We (Caleb & I) arrived in Vienna at 8:12AM local time. Luckily, two heads are always better than one, and we navigated from the airport in Vienna, to Wien Westbanhof (Vienna’s West Station), onto our Flixbus which took us directly to Graz, and to our hostel for the first night. When we got to the hostel it was roughly 2:30PM, and because of the jet lag we were ready to call it a night. However, we powered through, and decided that sinking down into our beds probably is not the best idea. Instead, we got ready and met Caleb’s mentor, Jasmin, and she took us to the campus for the very first time. It was dark and cold, but the architecture of the main building was still magnificent given the lack of lighting. During the day time the main building is even more beautiful. Jasmin took us to grab a bite to eat, and then later we went back to the hostel and then around 8PM our eyelids became heavier and we couldn’t fight the jet lag any longer.
The next following days we had our welcome week and German placement exams, both oral and written. The test was computer-generated, and quite frankly it felt like the “fill in the blank” worksheets that I have done in Frau Haulmark’s class at Tech. Let me tell you, those that are familiar with the German language will feel my pain, but those who aren’t, please never take for granted the definite articles “the & a” in English. In German, there are many, based on gender, and their usage is contingent upon so many factors. Just believe me when I say that those exams were no joke. I also had the privilege of meeting my mentor Victoria who is a native Austrian. She’s been an incredible amount of help, and I cannot speak more highly of the Erasmus Student Network here at Uni Graz, and the help that it provides for incoming students. Victoria has been helping me get settled in, learn how to get around, and with understanding norms. Today was the first day of the intensive German course, the teacher spoke only in German, and we (the students) weren’t allowed to speak our own language. It was interesting being in a class with people from all over the world. I think there is something endearing about being around other people who aspire to learn German. I met some people from countries like Slovenia, Portugal, South Korea, and Japan. As a TESOL minor, it was enlightening being able to watch people of all different language backgrounds come together to learn the same language.

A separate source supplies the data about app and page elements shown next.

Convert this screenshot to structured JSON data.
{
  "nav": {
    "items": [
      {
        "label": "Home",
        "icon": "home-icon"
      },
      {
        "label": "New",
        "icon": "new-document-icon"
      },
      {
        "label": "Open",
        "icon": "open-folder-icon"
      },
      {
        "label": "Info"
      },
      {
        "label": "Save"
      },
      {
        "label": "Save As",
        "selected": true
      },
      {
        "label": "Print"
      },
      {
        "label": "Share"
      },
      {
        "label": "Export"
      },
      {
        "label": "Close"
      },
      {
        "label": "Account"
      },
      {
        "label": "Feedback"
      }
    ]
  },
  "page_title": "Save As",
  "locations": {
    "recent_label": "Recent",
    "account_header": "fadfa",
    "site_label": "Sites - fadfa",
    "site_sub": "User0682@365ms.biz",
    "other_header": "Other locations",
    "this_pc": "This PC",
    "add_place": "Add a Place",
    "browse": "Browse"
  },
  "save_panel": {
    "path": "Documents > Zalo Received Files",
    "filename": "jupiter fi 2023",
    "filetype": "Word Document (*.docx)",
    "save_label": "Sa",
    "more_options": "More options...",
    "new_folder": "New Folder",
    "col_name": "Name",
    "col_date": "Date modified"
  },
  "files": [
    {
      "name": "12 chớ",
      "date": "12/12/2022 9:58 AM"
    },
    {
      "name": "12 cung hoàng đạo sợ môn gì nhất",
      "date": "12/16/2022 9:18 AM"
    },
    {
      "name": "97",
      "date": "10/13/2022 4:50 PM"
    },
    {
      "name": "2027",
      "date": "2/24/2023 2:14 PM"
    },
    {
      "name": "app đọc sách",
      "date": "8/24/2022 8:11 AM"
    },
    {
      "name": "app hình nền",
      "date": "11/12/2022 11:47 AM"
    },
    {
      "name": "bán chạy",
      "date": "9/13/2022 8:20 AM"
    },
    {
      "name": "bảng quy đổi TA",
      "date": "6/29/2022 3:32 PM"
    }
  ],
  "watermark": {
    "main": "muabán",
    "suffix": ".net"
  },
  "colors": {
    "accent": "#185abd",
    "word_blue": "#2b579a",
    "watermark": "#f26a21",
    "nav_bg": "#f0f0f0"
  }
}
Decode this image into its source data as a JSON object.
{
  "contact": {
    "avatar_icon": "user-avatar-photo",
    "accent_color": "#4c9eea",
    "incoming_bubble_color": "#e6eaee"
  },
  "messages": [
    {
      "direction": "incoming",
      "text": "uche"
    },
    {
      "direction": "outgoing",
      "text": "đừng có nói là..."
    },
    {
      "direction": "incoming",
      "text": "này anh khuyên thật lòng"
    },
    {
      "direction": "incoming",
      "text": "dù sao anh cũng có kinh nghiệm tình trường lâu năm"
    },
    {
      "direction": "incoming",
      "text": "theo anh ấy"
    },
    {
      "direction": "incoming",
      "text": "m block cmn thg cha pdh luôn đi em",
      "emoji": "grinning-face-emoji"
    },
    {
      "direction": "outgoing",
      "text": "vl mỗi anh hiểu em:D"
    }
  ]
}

It’s been a short 3 days here in Graz, but I have already observed so many things, learned new words, and most importantly, have spoken more German than I ever have before. I look forward to finding more ways to express myself in German, and gaining real intercultural competence. For fun, I’ll leave you with four interesting observations I have made thus far:
- I’ve learned that by greeting people with “Guten Tag”, people automatically know that I am not from around here, even though I’m speaking German, and that “Grüß Gott” is a much more common greeting.
- Apparently “lol” isn’t a thing here, but ^^ is the equivalent when texting.
- Dogs get to basically go wherever their owners go, so if you have a dog, and you regret leaving him at home, might I suggest a trip to Austria with your dog.
- Different dialects and accents make understanding a language you’re trying to understand WAY harder, but they’re extremely interesting to hear.